▶ [What the task asks]: Scan the material for the string "name" and copy out every line in which it occurs.

▶ [Available data]:

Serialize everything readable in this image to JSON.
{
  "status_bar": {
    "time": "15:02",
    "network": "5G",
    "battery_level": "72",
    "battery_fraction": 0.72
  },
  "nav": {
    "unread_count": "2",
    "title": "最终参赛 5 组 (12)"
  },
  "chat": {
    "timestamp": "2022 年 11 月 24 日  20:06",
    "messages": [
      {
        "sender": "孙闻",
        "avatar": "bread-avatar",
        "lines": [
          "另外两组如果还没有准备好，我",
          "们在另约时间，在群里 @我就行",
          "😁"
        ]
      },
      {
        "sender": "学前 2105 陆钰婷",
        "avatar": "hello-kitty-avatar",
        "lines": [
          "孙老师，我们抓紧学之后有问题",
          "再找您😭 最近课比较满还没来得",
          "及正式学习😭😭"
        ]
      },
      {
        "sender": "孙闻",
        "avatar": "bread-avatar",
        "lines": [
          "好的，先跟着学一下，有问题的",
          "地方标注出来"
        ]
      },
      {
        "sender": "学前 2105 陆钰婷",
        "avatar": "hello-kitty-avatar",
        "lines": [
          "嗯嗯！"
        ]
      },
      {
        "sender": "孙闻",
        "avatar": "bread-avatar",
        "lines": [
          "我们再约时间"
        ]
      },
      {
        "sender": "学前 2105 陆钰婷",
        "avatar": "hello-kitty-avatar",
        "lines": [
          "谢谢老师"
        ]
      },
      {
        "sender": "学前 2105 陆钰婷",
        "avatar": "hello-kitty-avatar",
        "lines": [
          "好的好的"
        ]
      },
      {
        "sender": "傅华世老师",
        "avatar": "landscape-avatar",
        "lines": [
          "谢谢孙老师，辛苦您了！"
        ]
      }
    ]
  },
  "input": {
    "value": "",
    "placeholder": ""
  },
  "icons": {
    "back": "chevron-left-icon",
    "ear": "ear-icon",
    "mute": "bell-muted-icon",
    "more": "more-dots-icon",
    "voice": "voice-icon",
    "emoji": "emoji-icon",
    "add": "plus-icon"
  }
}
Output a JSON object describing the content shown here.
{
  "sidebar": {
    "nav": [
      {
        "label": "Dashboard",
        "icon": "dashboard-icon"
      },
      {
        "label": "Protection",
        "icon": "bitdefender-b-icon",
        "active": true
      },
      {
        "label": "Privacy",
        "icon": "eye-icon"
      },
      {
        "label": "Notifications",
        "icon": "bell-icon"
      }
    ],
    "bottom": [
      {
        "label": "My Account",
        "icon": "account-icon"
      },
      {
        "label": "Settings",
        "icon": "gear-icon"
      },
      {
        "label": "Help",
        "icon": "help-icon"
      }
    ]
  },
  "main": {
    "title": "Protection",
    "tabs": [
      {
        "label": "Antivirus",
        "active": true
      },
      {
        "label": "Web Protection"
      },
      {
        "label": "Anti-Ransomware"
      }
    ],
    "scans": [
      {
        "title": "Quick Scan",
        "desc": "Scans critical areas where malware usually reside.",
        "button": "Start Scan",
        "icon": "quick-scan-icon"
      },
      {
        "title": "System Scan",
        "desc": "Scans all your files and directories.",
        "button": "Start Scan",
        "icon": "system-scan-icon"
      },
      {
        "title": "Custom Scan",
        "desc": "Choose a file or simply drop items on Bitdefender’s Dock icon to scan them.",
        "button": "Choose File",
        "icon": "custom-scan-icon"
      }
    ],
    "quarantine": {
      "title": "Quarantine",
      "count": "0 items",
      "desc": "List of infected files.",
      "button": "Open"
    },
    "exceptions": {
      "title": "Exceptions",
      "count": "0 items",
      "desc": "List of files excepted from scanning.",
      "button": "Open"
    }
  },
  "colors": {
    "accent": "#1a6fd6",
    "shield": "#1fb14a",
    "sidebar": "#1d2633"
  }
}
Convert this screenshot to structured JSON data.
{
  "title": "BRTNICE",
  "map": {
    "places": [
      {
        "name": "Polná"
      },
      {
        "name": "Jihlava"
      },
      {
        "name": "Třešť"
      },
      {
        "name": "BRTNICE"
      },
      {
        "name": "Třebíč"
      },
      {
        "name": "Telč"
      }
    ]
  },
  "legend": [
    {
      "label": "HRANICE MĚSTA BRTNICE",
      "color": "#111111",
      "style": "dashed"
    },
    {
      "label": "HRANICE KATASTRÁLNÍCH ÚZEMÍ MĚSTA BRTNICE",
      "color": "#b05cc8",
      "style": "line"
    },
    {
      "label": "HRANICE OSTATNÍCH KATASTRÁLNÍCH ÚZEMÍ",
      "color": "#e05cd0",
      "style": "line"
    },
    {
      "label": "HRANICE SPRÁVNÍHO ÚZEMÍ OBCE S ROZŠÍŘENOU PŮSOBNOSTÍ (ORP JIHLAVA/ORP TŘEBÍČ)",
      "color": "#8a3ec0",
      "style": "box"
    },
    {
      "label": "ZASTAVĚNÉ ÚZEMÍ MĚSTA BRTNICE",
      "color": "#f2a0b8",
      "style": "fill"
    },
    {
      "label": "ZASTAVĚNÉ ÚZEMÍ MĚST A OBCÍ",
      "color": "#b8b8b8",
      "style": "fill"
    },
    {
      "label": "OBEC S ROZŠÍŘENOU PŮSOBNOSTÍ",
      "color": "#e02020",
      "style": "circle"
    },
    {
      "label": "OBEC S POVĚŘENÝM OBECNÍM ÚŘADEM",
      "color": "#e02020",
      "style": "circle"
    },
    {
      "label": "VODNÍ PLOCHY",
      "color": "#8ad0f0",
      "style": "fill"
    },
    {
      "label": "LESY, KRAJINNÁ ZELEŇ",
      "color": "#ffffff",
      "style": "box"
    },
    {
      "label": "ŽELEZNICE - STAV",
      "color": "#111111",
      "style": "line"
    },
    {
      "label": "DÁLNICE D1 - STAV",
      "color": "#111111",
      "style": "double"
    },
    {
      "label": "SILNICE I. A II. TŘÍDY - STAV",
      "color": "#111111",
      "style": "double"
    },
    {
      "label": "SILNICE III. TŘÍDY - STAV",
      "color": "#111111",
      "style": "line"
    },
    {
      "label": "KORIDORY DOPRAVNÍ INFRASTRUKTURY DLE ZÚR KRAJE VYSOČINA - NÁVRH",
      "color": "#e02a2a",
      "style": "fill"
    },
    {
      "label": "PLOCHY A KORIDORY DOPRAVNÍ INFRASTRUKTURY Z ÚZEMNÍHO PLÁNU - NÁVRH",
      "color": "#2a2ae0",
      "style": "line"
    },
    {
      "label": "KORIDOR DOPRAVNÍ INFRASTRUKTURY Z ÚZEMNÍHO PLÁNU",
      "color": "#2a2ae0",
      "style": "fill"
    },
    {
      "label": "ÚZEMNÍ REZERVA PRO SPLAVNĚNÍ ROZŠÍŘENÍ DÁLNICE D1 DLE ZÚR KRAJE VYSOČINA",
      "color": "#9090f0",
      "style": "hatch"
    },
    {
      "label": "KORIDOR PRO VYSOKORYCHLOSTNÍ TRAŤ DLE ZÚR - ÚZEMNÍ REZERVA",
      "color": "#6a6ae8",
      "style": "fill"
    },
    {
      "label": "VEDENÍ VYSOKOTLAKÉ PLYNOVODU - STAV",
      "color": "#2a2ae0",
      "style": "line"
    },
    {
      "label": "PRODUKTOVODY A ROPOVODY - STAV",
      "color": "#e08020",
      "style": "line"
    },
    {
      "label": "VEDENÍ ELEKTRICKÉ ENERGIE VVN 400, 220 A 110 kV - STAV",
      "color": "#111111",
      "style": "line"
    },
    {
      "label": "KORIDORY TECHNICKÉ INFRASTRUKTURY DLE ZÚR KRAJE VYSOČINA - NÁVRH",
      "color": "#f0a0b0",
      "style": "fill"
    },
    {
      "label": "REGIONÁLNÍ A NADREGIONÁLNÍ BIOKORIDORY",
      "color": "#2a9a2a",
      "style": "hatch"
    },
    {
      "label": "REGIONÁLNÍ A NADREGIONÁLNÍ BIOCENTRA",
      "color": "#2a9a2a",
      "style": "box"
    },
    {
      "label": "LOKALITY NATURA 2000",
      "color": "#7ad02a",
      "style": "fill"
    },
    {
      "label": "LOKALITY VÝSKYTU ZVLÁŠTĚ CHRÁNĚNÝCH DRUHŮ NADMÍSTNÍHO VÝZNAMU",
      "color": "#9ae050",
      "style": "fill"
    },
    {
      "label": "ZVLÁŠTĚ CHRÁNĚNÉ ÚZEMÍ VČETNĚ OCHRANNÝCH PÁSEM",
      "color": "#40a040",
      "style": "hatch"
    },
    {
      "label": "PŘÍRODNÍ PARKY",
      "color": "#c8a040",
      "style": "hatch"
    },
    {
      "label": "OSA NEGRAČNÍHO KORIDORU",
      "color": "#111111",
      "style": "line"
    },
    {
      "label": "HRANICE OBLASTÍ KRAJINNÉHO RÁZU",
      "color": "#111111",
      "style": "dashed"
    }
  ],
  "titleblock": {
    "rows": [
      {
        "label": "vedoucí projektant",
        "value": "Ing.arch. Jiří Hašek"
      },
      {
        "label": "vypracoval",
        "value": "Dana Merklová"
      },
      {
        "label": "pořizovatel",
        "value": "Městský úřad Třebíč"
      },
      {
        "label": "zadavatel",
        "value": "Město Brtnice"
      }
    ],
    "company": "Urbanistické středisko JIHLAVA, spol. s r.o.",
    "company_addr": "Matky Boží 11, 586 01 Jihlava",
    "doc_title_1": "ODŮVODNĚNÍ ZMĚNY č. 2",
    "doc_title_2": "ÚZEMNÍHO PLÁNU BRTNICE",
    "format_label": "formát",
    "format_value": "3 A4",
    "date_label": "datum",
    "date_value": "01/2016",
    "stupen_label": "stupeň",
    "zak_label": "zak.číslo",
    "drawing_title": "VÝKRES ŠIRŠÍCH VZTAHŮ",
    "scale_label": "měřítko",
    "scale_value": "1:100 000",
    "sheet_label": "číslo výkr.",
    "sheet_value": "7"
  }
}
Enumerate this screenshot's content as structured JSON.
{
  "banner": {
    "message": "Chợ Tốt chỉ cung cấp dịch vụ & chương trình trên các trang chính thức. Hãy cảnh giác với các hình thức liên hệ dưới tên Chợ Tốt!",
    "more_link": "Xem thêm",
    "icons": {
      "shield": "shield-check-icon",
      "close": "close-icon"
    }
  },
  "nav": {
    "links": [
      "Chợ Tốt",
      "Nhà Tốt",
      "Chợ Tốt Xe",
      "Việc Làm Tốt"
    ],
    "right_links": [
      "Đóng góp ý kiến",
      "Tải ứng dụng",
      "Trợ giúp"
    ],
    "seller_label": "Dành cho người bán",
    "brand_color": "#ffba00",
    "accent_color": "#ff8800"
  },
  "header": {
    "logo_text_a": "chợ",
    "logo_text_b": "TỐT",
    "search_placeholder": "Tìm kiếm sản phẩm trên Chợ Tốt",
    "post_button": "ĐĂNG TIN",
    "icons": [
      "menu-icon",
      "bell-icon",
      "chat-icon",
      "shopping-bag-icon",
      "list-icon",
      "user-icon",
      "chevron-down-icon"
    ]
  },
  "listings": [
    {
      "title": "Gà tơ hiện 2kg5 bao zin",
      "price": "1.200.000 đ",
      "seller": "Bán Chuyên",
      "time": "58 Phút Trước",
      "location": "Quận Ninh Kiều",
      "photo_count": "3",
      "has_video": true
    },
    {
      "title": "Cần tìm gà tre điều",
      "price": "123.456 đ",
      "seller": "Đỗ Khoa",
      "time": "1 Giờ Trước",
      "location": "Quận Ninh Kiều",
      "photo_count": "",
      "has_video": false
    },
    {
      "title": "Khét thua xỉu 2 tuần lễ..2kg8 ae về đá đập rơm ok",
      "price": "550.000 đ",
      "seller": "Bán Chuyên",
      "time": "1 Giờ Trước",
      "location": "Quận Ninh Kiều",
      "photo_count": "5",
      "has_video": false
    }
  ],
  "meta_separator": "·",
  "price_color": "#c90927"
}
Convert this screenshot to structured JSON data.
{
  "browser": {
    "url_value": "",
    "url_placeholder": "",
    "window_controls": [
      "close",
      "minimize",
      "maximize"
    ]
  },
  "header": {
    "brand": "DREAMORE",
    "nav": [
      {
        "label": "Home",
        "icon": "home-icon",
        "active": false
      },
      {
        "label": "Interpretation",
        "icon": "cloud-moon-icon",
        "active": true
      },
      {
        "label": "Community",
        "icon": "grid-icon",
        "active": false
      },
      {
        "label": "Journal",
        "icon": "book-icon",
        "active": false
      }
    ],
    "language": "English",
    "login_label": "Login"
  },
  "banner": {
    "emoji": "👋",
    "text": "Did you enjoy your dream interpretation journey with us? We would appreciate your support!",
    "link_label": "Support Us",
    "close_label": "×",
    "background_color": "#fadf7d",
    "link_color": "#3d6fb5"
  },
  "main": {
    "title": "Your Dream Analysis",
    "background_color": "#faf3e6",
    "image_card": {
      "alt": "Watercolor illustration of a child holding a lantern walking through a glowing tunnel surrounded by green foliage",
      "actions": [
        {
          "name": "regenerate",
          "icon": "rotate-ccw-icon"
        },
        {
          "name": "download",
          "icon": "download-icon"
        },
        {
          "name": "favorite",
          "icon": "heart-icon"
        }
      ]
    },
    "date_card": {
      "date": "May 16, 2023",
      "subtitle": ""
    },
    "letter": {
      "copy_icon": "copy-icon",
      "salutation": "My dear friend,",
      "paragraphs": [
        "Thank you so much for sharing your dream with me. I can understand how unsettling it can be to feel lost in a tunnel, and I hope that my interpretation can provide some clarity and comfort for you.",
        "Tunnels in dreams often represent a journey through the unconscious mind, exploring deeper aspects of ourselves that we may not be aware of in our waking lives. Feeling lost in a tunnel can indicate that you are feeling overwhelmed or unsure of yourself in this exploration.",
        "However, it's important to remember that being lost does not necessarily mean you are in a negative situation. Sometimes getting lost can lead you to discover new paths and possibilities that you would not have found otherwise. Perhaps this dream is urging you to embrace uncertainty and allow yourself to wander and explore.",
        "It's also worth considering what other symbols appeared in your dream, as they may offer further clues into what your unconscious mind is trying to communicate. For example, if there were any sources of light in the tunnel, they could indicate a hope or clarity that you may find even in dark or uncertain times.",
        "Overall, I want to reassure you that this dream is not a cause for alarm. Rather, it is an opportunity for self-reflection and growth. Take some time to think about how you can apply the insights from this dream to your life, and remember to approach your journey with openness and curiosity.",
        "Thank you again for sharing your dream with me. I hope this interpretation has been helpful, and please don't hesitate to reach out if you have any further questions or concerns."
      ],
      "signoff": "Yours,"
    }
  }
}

▶ [Finished exercise]:
        "name": "Polná"
        "name": "Jihlava"
        "name": "Třešť"
        "name": "BRTNICE"
        "name": "Třebíč"
        "name": "Telč"
          "name": "regenerate",
          "name": "download",
          "name": "favorite",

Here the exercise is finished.